They had another ready for Frankie Dettori when he rode Stradivarius to victory, this one marking the fact that the popular rider’s sixth Gold Cup victory was his 60th winner at the meeting. The affectionate and effective partnership between trainer John Gosden and the effervescent Italian is a joy to behold and Gosden’s post-race comments, following significant victories with Calyx, Without Parole and Stradivarius, invariably added enjoyment. Of the last-named he declared: ‘He’s not very big, he’s got white legs and a white face. He looks like a mini Trigger. I could see Wyatt Earp riding into town on him.’ When Frankie had to work himself out of trouble to win on Monarch’s Glen, he noted: ‘Frankie got tucked away in a pocket on the inside but hasn’t lost it yet, the old boy.’ Dettori is getting a little conscious about his age; after Stradivarius’s victory he warned the media: ‘I’ve got six Gold Cups, 60 Royal Ascot winners and I’m 47 — don’t get the numbers mixed up.’
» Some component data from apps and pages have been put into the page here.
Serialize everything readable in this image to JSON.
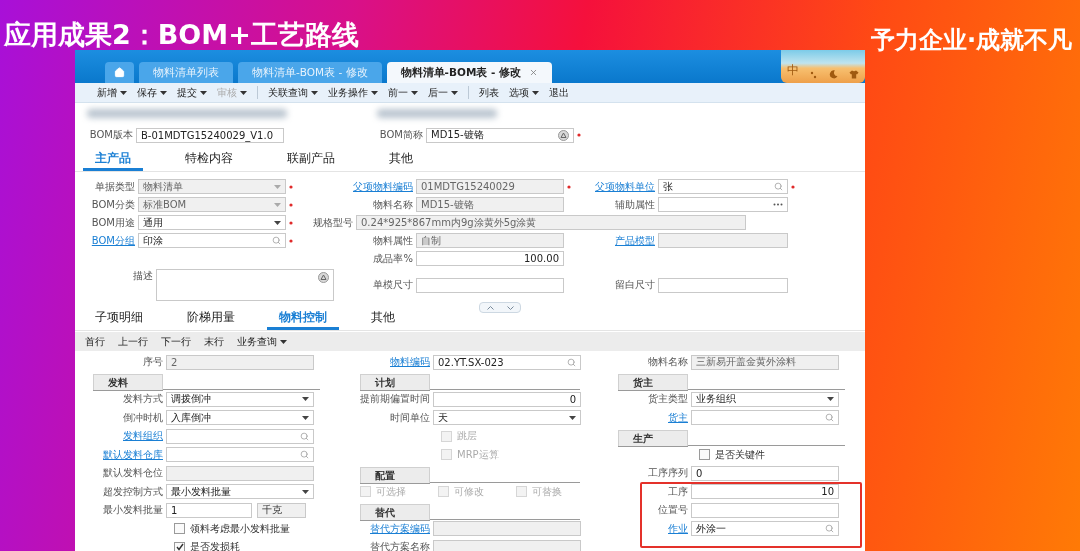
{
  "slide_title": "应用成果2：BOM+工艺路线",
  "slogan": "予力企业·成就不凡",
  "tabs": [
    {
      "kind": "home",
      "selected": false
    },
    {
      "kind": "text",
      "label": "物料清单列表",
      "selected": false
    },
    {
      "kind": "text",
      "label": "物料清单-BOM表 - 修改",
      "selected": false
    },
    {
      "kind": "text",
      "label": "物料清单-BOM表 - 修改",
      "selected": true,
      "closable": true
    }
  ],
  "ime_mode": "中",
  "toolbar": [
    {
      "label": "新增",
      "dropdown": true,
      "disabled": false
    },
    {
      "label": "保存",
      "dropdown": true,
      "disabled": false
    },
    {
      "label": "提交",
      "dropdown": true,
      "disabled": false
    },
    {
      "label": "审核",
      "dropdown": true,
      "disabled": true,
      "separator_after": true
    },
    {
      "label": "关联查询",
      "dropdown": true,
      "disabled": false
    },
    {
      "label": "业务操作",
      "dropdown": true,
      "disabled": false
    },
    {
      "label": "前一",
      "dropdown": true,
      "disabled": false
    },
    {
      "label": "后一",
      "dropdown": true,
      "disabled": false,
      "separator_after": true
    },
    {
      "label": "列表",
      "dropdown": false,
      "disabled": false
    },
    {
      "label": "选项",
      "dropdown": true,
      "disabled": false
    },
    {
      "label": "退出",
      "dropdown": false,
      "disabled": false
    }
  ],
  "header_fields": [
    {
      "label": "BOM版本",
      "value": "B-01MDTG15240029_V1.0",
      "kind": "text",
      "disabled": false
    },
    {
      "label": "BOM简称",
      "value": "MD15-镀铬",
      "kind": "lookup",
      "disabled": false,
      "required": true
    }
  ],
  "main_tabs": [
    {
      "label": "主产品",
      "selected": true
    },
    {
      "label": "特检内容",
      "selected": false
    },
    {
      "label": "联副产品",
      "selected": false
    },
    {
      "label": "其他",
      "selected": false
    }
  ],
  "main_form": {
    "rows": [
      {
        "left": {
          "label": "单据类型",
          "value": "物料清单",
          "kind": "dropdown",
          "disabled": true,
          "required": true,
          "link": false
        },
        "middle": {
          "label": "父项物料编码",
          "value": "01MDTG15240029",
          "kind": "text",
          "disabled": true,
          "required": true,
          "link": true
        },
        "right": {
          "label": "父项物料单位",
          "value": "张",
          "kind": "search",
          "disabled": false,
          "required": true,
          "link": true
        }
      },
      {
        "left": {
          "label": "BOM分类",
          "value": "标准BOM",
          "kind": "dropdown",
          "disabled": true,
          "required": true,
          "link": false
        },
        "middle": {
          "label": "物料名称",
          "value": "MD15-镀铬",
          "kind": "text",
          "disabled": true,
          "link": false
        },
        "right": {
          "label": "辅助属性",
          "kind": "ellipsis",
          "disabled": false,
          "link": false
        }
      },
      {
        "left": {
          "label": "BOM用途",
          "value": "通用",
          "kind": "dropdown",
          "disabled": false,
          "required": true,
          "link": false
        },
        "wide": {
          "label": "规格型号",
          "value": "0.24*925*867mm内9g涂黄外5g涂黄",
          "kind": "text",
          "disabled": true,
          "link": false
        }
      },
      {
        "left": {
          "label": "BOM分组",
          "value": "印涂",
          "kind": "search",
          "disabled": false,
          "required": true,
          "link": true
        },
        "middle": {
          "label": "物料属性",
          "value": "自制",
          "kind": "text",
          "disabled": true,
          "link": false
        },
        "right": {
          "label": "产品模型",
          "kind": "text",
          "disabled": true,
          "link": true
        }
      },
      {
        "middle": {
          "label": "成品率%",
          "value": "100.00",
          "kind": "number",
          "disabled": false,
          "link": false
        }
      },
      {
        "left": {
          "label": "描述",
          "kind": "textarea",
          "disabled": false,
          "link": false
        },
        "middle": {
          "label": "单模尺寸",
          "kind": "text",
          "disabled": false,
          "link": false
        },
        "right": {
          "label": "留白尺寸",
          "kind": "text",
          "disabled": false,
          "link": false
        }
      }
    ]
  },
  "detail_tabs": [
    {
      "label": "子项明细",
      "selected": false
    },
    {
      "label": "阶梯用量",
      "selected": false
    },
    {
      "label": "物料控制",
      "selected": true
    },
    {
      "label": "其他",
      "selected": false
    }
  ],
  "detail_toolbar": [
    {
      "label": "首行",
      "dropdown": false
    },
    {
      "label": "上一行",
      "dropdown": false
    },
    {
      "label": "下一行",
      "dropdown": false
    },
    {
      "label": "末行",
      "dropdown": false
    },
    {
      "label": "业务查询",
      "dropdown": true
    }
  ],
  "detail_form": {
    "columns": [
      [
        {
          "kind": "text",
          "label": "序号",
          "value": "2",
          "disabled": true,
          "link": false
        },
        {
          "kind": "section",
          "label": "发料"
        },
        {
          "kind": "dropdown",
          "label": "发料方式",
          "value": "调拨倒冲",
          "disabled": false,
          "link": false
        },
        {
          "kind": "dropdown",
          "label": "倒冲时机",
          "value": "入库倒冲",
          "disabled": false,
          "link": false
        },
        {
          "kind": "search",
          "label": "发料组织",
          "disabled": false,
          "link": true
        },
        {
          "kind": "search",
          "label": "默认发料仓库",
          "disabled": false,
          "link": true
        },
        {
          "kind": "text",
          "label": "默认发料仓位",
          "disabled": true,
          "link": false
        },
        {
          "kind": "dropdown",
          "label": "超发控制方式",
          "value": "最小发料批量",
          "disabled": false,
          "link": false
        },
        {
          "kind": "text",
          "label": "最小发料批量",
          "value": "1",
          "unit": "千克",
          "disabled": false,
          "link": false
        },
        {
          "kind": "checkbox",
          "label": "领料考虑最小发料批量",
          "checked": false,
          "disabled": false
        },
        {
          "kind": "checkbox",
          "label": "是否发损耗",
          "checked": true,
          "disabled": false
        }
      ],
      [
        {
          "kind": "search",
          "label": "物料编码",
          "value": "02.YT.SX-023",
          "disabled": false,
          "link": true
        },
        {
          "kind": "section",
          "label": "计划"
        },
        {
          "kind": "number",
          "label": "提前期偏置时间",
          "value": "0",
          "disabled": false,
          "link": false
        },
        {
          "kind": "dropdown",
          "label": "时间单位",
          "value": "天",
          "disabled": false,
          "link": false
        },
        {
          "kind": "checkbox",
          "label": "跳层",
          "checked": false,
          "disabled": true
        },
        {
          "kind": "checkbox",
          "label": "MRP运算",
          "checked": false,
          "disabled": true
        },
        {
          "kind": "section",
          "label": "配置"
        },
        {
          "kind": "checkbox_row",
          "items": [
            {
              "label": "可选择",
              "checked": false,
              "disabled": true
            },
            {
              "label": "可修改",
              "checked": false,
              "disabled": true
            },
            {
              "label": "可替换",
              "checked": false,
              "disabled": true
            }
          ]
        },
        {
          "kind": "section",
          "label": "替代"
        },
        {
          "kind": "text",
          "label": "替代方案编码",
          "disabled": true,
          "link": true
        },
        {
          "kind": "text",
          "label": "替代方案名称",
          "disabled": true,
          "link": false
        }
      ],
      [
        {
          "kind": "text",
          "label": "物料名称",
          "value": "三新易开盖金黄外涂料",
          "disabled": true,
          "link": false
        },
        {
          "kind": "section",
          "label": "货主"
        },
        {
          "kind": "dropdown",
          "label": "货主类型",
          "value": "业务组织",
          "disabled": false,
          "link": false
        },
        {
          "kind": "search",
          "label": "货主",
          "disabled": false,
          "link": true
        },
        {
          "kind": "section",
          "label": "生产"
        },
        {
          "kind": "checkbox",
          "label": "是否关键件",
          "checked": false,
          "disabled": false
        },
        {
          "kind": "text",
          "label": "工序序列",
          "value": "0",
          "disabled": false,
          "link": false
        },
        {
          "kind": "number",
          "label": "工序",
          "value": "10",
          "disabled": false,
          "link": false
        },
        {
          "kind": "text",
          "label": "位置号",
          "disabled": false,
          "link": false
        },
        {
          "kind": "search",
          "label": "作业",
          "value": "外涂一",
          "disabled": false,
          "link": true
        }
      ]
    ]
  }
}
The most impressive victory of the week was another first Royal Ascot win for a lady, the formidable Jessie Harrington. The one-time eventer has won the Cheltenham Gold Cup, the Queen Mother Champion Chase, the Champion Hurdle and the Irish Grand National but she is no mean handler on the Flat too. Alpha Centauri was blown back into the winner’s enclosure on a wave of Irish pride after she had demolished the field in the Coronation Stakes by six lengths in a course record. A leading owner beside me declared: ‘Derby-winning trainer John Dunlop once told me that there is nobody in racing who knows more about horses than Jessie Harrington,’ and he was right. The filly, already winner of the Irish 1,000 Guineas, is named after the nearest star system to ours and she could well become a shining light in racing’s firmament. Asked about the difference between triumphs at Cheltenham and Ascot, her trainer replied that while both were special, ‘It’s over quicker on the Flat, which is good. Over jumps they have to go a longer distance and over obstacles which gives you a lot more heart-in-mouth moments.’

Racing, though, isn’t just about the people: it is crucially about the horses and there was plenty more emotion, perfectly captured by the impeccable ITV coverage, when Tom Dascombe’s Arthur Kitt, owned by Betfair founder Andrew Black, won the 7f Chesham Stakes. Arthur Kitt’s mother Ceiling Kitty, who won the Queen Mary Stakes in 2012, lost her life giving birth to him. His owner revealed that the colt himself had to be resuscitated several times while a foster mother was found and he began life with a badly twisted leg. It is a wonder that he has been able to race at all.

Subscribe to The Spectator Australia today for a quality of argument not found in any other publication. Subscribe – Try a month free


Show comments
Close